In Israel, the organizers for the Genesis Prize, known as Israel’s Nobel Prize, have been forced to cancel the upcoming award ceremony, after the winner of this year’s prize, American-Israeli actress Natalie Portman, said she is refusing to travel to Israel to participate because of her distress over recent events. Portman has won an Academy Award, a Golden Globe Award and a Screen Actors Guild Award, and has starred in the new “Star Wars” trilogy, as well as the movies “Black Swan,” “Closer” and “V for Vendetta.” The Genesis Prize comes with a $2 million award. Portman’s decision not to participate in the ceremony comes as the Israeli military is in the midst of a brutal and deadly crackdown against Palestinian protesters in Gaza. Israeli snipers have killed dozens of unarmed Palestinian protesters so far.
And in Arizona, immigrant rights and reproductive justice activist Alejandra Pablos has been freed from the for-profit Eloy Detention Center, where she was detained for more than 40 days after she reported to a routine ICE check-in on March 7. Advocates say she was detained in retaliation for her activism, particularly for protesting outside the Homeland Security Department office in Virginia earlier this year. This is Alejandra Pablos, speaking in a Facebook video after being released on Thursday.
Alejandra Pablos: “I come out with so much like more intel, more stories inside, more ideas, more dreams of like how we’re going to get our women back. If we can’t destroy these walls, we’ve got to steal them back. The fight just has begun. I don’t want to be followed around anymore. I don’t want look over my back. I want to be able to drive my car without thinking that any police can change my life that day. So, a todos espero que sigamos en la lucha. Stay with me. We’ve got to ask Governor Ducey to do the right thing and to pardon me, to let me stay here without fear. I’m tired of feeling scared. I’m tired of being persecuted for just defending my life and defending everybody else.”

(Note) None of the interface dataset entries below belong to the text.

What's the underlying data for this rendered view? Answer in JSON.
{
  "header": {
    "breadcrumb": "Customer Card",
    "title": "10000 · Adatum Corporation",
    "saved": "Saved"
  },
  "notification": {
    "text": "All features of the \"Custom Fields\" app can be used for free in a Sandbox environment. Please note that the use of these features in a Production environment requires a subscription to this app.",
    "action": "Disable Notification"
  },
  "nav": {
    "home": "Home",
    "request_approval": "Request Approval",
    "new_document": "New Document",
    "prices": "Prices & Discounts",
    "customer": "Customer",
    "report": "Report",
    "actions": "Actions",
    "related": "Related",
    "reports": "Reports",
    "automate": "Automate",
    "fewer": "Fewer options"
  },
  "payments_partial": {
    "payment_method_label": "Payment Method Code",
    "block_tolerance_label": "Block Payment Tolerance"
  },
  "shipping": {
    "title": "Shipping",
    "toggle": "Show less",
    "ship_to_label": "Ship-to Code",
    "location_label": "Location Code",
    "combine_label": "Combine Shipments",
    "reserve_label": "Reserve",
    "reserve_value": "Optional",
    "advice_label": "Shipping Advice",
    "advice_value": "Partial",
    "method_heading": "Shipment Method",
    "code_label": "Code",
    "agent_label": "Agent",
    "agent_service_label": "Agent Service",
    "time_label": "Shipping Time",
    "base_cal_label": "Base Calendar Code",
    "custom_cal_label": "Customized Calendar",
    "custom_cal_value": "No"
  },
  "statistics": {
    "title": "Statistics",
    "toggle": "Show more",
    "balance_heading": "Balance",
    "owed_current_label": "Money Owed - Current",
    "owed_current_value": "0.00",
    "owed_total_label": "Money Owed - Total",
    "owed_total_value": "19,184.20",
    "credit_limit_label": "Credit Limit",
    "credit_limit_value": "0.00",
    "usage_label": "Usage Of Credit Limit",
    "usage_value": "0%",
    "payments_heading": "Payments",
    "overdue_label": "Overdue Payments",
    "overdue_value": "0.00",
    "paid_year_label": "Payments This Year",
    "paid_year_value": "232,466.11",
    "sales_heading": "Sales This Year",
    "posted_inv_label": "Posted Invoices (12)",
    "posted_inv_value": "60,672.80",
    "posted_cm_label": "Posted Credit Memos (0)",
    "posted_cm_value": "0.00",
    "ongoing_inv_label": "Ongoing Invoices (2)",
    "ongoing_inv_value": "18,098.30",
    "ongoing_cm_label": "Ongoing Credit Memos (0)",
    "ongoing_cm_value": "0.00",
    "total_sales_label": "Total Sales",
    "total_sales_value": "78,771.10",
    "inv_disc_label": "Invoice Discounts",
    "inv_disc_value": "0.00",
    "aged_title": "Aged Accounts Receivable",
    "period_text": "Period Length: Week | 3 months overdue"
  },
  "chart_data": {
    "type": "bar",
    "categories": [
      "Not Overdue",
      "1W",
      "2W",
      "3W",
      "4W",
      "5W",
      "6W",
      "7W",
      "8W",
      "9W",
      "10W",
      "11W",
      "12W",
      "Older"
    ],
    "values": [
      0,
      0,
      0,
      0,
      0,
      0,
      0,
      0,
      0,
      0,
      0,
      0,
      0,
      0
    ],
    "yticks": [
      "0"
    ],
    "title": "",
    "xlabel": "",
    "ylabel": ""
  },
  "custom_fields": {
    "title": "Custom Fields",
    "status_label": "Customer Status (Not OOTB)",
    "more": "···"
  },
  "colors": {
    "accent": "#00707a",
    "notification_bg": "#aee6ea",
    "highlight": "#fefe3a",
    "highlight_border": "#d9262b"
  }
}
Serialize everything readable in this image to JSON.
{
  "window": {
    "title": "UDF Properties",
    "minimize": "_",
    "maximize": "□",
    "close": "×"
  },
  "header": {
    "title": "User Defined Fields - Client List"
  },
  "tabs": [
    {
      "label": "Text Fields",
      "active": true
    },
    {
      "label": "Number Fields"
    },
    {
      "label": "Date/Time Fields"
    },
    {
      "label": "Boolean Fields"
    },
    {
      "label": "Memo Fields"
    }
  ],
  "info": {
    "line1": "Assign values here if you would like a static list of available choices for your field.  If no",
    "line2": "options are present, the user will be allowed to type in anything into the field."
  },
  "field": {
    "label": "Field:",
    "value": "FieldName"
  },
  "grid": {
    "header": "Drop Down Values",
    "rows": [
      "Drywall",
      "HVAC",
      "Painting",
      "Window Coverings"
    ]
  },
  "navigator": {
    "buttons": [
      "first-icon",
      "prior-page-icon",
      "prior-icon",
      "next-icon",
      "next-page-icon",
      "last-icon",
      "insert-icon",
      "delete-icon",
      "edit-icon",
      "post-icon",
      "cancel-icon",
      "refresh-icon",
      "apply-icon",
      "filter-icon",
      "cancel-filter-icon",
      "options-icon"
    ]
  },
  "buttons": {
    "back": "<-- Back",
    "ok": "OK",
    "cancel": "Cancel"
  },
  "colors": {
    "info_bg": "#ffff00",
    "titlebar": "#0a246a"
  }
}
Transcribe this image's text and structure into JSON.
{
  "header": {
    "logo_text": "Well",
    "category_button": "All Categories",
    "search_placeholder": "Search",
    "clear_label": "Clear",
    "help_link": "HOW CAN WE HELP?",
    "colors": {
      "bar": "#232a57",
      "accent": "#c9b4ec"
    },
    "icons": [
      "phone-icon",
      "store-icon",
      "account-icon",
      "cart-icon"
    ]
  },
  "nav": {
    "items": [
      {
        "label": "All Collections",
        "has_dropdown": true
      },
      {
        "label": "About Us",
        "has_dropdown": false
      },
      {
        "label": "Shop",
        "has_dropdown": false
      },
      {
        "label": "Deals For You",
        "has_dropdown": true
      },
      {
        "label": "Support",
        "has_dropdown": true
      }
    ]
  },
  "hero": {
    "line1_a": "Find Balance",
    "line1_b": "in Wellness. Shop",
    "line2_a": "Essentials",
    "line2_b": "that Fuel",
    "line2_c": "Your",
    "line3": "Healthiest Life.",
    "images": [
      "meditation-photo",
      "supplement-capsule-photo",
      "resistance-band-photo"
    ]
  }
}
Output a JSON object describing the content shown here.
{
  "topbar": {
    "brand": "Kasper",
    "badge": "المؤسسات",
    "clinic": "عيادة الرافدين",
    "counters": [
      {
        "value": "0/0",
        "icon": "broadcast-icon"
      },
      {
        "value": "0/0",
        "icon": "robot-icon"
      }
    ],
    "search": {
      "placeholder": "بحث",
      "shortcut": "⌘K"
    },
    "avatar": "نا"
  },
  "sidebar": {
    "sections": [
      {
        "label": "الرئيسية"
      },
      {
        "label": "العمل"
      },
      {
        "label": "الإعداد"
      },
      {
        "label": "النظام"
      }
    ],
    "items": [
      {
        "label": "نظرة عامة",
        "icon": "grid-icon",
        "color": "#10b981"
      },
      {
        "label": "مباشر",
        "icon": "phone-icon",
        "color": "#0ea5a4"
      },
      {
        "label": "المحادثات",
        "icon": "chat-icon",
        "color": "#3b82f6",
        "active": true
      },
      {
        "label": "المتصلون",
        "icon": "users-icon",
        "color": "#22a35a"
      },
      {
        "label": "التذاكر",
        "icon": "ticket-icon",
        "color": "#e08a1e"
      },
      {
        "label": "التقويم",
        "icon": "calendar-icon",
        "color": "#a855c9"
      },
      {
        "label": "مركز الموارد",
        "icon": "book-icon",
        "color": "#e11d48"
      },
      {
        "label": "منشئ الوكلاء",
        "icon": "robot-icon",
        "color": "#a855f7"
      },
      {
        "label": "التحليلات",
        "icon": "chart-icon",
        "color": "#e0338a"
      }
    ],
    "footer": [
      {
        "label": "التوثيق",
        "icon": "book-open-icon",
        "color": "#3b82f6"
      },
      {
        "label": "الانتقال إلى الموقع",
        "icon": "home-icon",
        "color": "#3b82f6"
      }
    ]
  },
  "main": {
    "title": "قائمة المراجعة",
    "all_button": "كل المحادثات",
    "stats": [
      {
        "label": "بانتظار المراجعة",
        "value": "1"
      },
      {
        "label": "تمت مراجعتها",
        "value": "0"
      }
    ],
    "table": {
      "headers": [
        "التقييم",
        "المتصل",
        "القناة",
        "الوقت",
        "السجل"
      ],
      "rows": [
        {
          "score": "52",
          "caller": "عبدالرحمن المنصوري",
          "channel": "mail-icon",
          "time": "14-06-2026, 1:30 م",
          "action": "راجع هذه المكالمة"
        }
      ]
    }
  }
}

Immigrant activist Alejandra Pablos, speaking after she was released from ICE detention on Thursday.